Cosmopolis are a band whose three core members live in different countries. So usually what happens is one of us has an idea – that can be a complete demo of a song, or a riff, or a sequence, or a drum pattern – and then the others set to work to transform that idea and build upon it until it is unrecognisable. What’s important is that we make something that none of us could have done alone, or could even have imagined.
Sometimes we are able to be in the same place for a few days at a time, or maybe even a week. When this happens, we do the same thing but simultaneously! Especially valuable during these times together is to see if we can write the rhythmic component of a song, as that can sometimes be the hardest thing to do separately.
For the times when we work separately, the computer is the most important instrument. For the times when we work together, it is the different instruments that we play (drums, guitars, bass, keyboards and voice) that are the most important instruments.
Who would you most like to collaborate with? (let’s send it out to the universe and make it happen!)
I’ve got two answers for this. First would be someone who is absolutely at the top of the game: Beyoncé, Lizzo, Taylor Swift. It would be incredible to work with someone at that level, and daunting but exhilarating to write music with that level of pressure.
The second answer harks back to the idea that we are making cinematic music. So to work with someone who knows how to make beautiful, affecting music that has that filmic quality would be a dream come true: let’s say Jon Hopkins, Olafur Arnalds or Nils Frahm.
What is the one message you would like to send out to your fans?
It is quite humbling that anyone enjoys the music we make.

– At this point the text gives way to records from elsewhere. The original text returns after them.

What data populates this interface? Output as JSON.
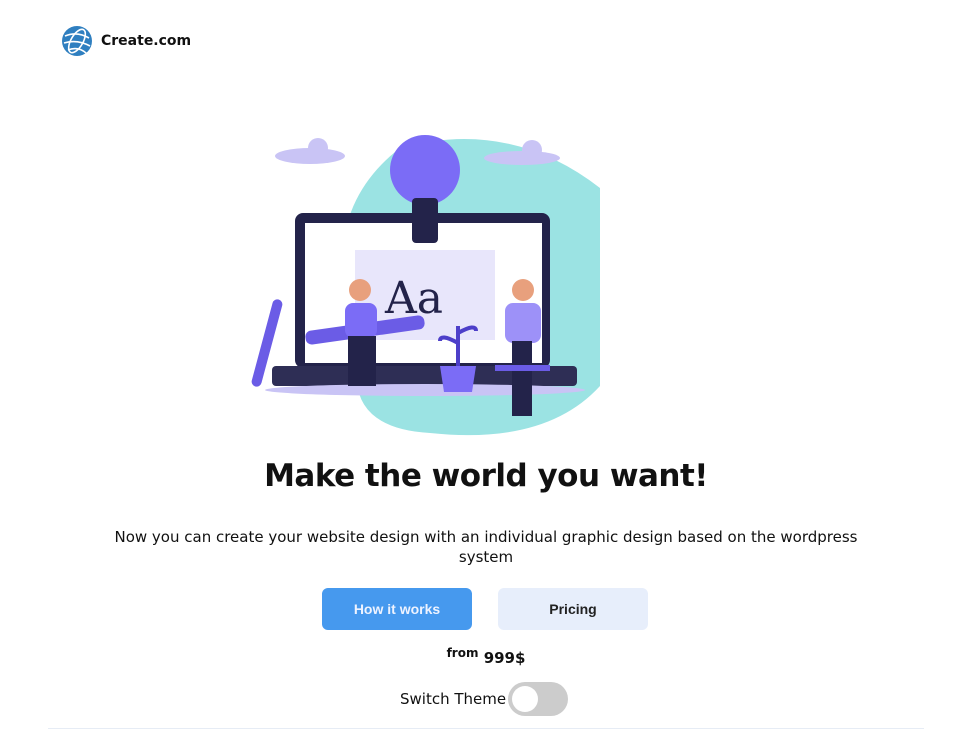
{
  "header": {
    "brand": "Create.com",
    "logo_icon": "globe-icon"
  },
  "hero": {
    "illustration": "web-designers-laptop-lightbulb-illustration"
  },
  "main": {
    "title": "Make the world you want!",
    "description": "Now you can create your website design with an individual graphic design based on the wordpress system",
    "how_label": "How it works",
    "pricing_label": "Pricing",
    "price_prefix": "from",
    "price_value": "999$",
    "theme_label": "Switch Theme",
    "theme_on": false
  },
  "colors": {
    "primary": "#4699ee",
    "secondary": "#e7eefb",
    "blob": "#9be3e3",
    "accent": "#7b6cf6"
  }
}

Releasing music can make you feel quite vulnerable (“will anyone like it? Is this song as good as the last one?”), so it is lovely that there are people out there who enjoy what we do. We cannot thank you all enough.
What’s your top tip to rejuvenate your creativity/get over a writer’s block?
I’m lucky that I get to travel a lot. I think seeing different cultures and communities and how people live different lives is enormously inspiring. And when there is no travel on the horizon, you can travel virtually by going to a good gallery or museum and seeing otherness and difference. My other tip is stop listening to music! Other art forms can reinvigorate the musical imagination, so art, poetry, novels, sculpture, philosophy can all be a fertile ground for new musical ideas. Of course, listening to other music can sometimes help with that creative block, but sometimes it is good to forget about that medium and seek inspiration in other art forms.
I am lucky enough to be in Vienna at the moment, and am enjoying spending time in the coffeehouses that were such crucial meeting places for artists, writers, politicians and others who sought to reinvent the times they lived in. It is good to spend time in these public places that allow for cross-fertilisation and lively debate. These sorts of places can directly change how you think, but more often there’s something subtle at work when a change of environment forces you to think about how you create in a new way.
What’s next for you, what do we have to look forward to/ what are you currently working on?We have released six singles, and have been pleased with them – both with the response we’ve had from our fans and from reviewers, but also with our own sense of progress. What we want to do now is release an album, so we are currently working on a batch of songs that we hope to release together. I won’t tempt fate by saying when, but we hope this will be pretty soon!